───── Extracted data
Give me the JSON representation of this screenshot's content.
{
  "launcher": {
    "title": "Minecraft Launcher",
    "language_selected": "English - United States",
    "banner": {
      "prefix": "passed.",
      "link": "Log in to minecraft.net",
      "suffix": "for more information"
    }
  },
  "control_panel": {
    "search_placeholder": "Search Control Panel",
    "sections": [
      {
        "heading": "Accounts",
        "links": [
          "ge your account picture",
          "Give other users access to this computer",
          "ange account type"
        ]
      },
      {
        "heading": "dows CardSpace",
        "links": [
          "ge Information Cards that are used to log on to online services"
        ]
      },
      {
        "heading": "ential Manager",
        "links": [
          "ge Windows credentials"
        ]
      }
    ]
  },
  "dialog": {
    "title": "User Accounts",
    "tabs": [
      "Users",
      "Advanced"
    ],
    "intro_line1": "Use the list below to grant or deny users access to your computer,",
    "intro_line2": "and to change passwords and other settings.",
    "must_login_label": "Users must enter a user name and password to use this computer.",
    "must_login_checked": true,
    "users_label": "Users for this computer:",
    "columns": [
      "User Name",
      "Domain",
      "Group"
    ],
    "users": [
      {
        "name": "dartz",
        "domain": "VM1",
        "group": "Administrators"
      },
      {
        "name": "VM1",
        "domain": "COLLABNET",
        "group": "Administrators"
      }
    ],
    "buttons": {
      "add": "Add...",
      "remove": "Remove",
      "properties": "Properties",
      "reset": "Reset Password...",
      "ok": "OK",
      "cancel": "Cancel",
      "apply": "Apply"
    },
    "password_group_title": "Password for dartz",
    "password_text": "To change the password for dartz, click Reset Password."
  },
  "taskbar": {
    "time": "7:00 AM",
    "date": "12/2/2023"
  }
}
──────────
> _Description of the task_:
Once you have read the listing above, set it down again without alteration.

> _Solution_:
Give me the JSON representation of this screenshot's content.
{
  "launcher": {
    "title": "Minecraft Launcher",
    "language_selected": "English - United States",
    "banner": {
      "prefix": "passed.",
      "link": "Log in to minecraft.net",
      "suffix": "for more information"
    }
  },
  "control_panel": {
    "search_placeholder": "Search Control Panel",
    "sections": [
      {
        "heading": "Accounts",
        "links": [
          "ge your account picture",
          "Give other users access to this computer",
          "ange account type"
        ]
      },
      {
        "heading": "dows CardSpace",
        "links": [
          "ge Information Cards that are used to log on to online services"
        ]
      },
      {
        "heading": "ential Manager",
        "links": [
          "ge Windows credentials"
        ]
      }
    ]
  },
  "dialog": {
    "title": "User Accounts",
    "tabs": [
      "Users",
      "Advanced"
    ],
    "intro_line1": "Use the list below to grant or deny users access to your computer,",
    "intro_line2": "and to change passwords and other settings.",
    "must_login_label": "Users must enter a user name and password to use this computer.",
    "must_login_checked": true,
    "users_label": "Users for this computer:",
    "columns": [
      "User Name",
      "Domain",
      "Group"
    ],
    "users": [
      {
        "name": "dartz",
        "domain": "VM1",
        "group": "Administrators"
      },
      {
        "name": "VM1",
        "domain": "COLLABNET",
        "group": "Administrators"
      }
    ],
    "buttons": {
      "add": "Add...",
      "remove": "Remove",
      "properties": "Properties",
      "reset": "Reset Password...",
      "ok": "OK",
      "cancel": "Cancel",
      "apply": "Apply"
    },
    "password_group_title": "Password for dartz",
    "password_text": "To change the password for dartz, click Reset Password."
  },
  "taskbar": {
    "time": "7:00 AM",
    "date": "12/2/2023"
  }
}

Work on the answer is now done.